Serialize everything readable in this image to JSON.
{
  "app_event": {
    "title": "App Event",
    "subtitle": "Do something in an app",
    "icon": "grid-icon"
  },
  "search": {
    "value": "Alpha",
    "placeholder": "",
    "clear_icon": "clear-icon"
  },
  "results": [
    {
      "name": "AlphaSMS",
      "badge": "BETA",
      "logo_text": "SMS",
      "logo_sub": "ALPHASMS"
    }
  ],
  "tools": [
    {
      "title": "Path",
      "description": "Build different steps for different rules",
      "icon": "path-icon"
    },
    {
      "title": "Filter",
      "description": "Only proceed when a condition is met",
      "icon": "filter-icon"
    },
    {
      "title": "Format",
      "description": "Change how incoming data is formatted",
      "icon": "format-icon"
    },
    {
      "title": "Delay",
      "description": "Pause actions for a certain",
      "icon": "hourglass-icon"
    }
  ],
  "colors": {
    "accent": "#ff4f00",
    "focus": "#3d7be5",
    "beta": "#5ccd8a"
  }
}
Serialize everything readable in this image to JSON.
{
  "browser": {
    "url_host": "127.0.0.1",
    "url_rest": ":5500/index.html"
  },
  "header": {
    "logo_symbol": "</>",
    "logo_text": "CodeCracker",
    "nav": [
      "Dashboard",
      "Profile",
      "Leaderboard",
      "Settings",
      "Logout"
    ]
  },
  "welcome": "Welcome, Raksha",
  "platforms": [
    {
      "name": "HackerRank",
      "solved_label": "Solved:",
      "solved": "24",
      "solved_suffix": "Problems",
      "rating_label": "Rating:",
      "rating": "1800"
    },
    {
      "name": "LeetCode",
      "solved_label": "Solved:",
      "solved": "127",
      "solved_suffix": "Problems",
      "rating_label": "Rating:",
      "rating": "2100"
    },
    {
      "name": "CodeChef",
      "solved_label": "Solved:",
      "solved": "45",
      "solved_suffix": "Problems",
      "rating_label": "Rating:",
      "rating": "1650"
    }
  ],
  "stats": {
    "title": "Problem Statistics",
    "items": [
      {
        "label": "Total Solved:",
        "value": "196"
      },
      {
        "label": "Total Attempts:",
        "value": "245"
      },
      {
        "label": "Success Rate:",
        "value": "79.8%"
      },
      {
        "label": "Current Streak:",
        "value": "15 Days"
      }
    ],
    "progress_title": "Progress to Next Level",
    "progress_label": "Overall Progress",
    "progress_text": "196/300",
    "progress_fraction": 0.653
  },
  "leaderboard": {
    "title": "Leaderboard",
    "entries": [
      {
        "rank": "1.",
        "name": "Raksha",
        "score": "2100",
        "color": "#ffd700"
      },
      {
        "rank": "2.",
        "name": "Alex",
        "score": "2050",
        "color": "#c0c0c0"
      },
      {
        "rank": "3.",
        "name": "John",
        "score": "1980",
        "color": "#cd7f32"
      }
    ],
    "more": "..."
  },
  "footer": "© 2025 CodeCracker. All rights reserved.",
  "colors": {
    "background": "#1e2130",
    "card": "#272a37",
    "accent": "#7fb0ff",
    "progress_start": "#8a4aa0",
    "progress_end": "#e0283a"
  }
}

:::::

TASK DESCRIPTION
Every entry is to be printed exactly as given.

RESULT FOR THIS TASK
Serialize everything readable in this image to JSON.
{
  "app_event": {
    "title": "App Event",
    "subtitle": "Do something in an app",
    "icon": "grid-icon"
  },
  "search": {
    "value": "Alpha",
    "placeholder": "",
    "clear_icon": "clear-icon"
  },
  "results": [
    {
      "name": "AlphaSMS",
      "badge": "BETA",
      "logo_text": "SMS",
      "logo_sub": "ALPHASMS"
    }
  ],
  "tools": [
    {
      "title": "Path",
      "description": "Build different steps for different rules",
      "icon": "path-icon"
    },
    {
      "title": "Filter",
      "description": "Only proceed when a condition is met",
      "icon": "filter-icon"
    },
    {
      "title": "Format",
      "description": "Change how incoming data is formatted",
      "icon": "format-icon"
    },
    {
      "title": "Delay",
      "description": "Pause actions for a certain",
      "icon": "hourglass-icon"
    }
  ],
  "colors": {
    "accent": "#ff4f00",
    "focus": "#3d7be5",
    "beta": "#5ccd8a"
  }
}
Serialize everything readable in this image to JSON.
{
  "browser": {
    "url_host": "127.0.0.1",
    "url_rest": ":5500/index.html"
  },
  "header": {
    "logo_symbol": "</>",
    "logo_text": "CodeCracker",
    "nav": [
      "Dashboard",
      "Profile",
      "Leaderboard",
      "Settings",
      "Logout"
    ]
  },
  "welcome": "Welcome, Raksha",
  "platforms": [
    {
      "name": "HackerRank",
      "solved_label": "Solved:",
      "solved": "24",
      "solved_suffix": "Problems",
      "rating_label": "Rating:",
      "rating": "1800"
    },
    {
      "name": "LeetCode",
      "solved_label": "Solved:",
      "solved": "127",
      "solved_suffix": "Problems",
      "rating_label": "Rating:",
      "rating": "2100"
    },
    {
      "name": "CodeChef",
      "solved_label": "Solved:",
      "solved": "45",
      "solved_suffix": "Problems",
      "rating_label": "Rating:",
      "rating": "1650"
    }
  ],
  "stats": {
    "title": "Problem Statistics",
    "items": [
      {
        "label": "Total Solved:",
        "value": "196"
      },
      {
        "label": "Total Attempts:",
        "value": "245"
      },
      {
        "label": "Success Rate:",
        "value": "79.8%"
      },
      {
        "label": "Current Streak:",
        "value": "15 Days"
      }
    ],
    "progress_title": "Progress to Next Level",
    "progress_label": "Overall Progress",
    "progress_text": "196/300",
    "progress_fraction": 0.653
  },
  "leaderboard": {
    "title": "Leaderboard",
    "entries": [
      {
        "rank": "1.",
        "name": "Raksha",
        "score": "2100",
        "color": "#ffd700"
      },
      {
        "rank": "2.",
        "name": "Alex",
        "score": "2050",
        "color": "#c0c0c0"
      },
      {
        "rank": "3.",
        "name": "John",
        "score": "1980",
        "color": "#cd7f32"
      }
    ],
    "more": "..."
  },
  "footer": "© 2025 CodeCracker. All rights reserved.",
  "colors": {
    "background": "#1e2130",
    "card": "#272a37",
    "accent": "#7fb0ff",
    "progress_start": "#8a4aa0",
    "progress_end": "#e0283a"
  }
}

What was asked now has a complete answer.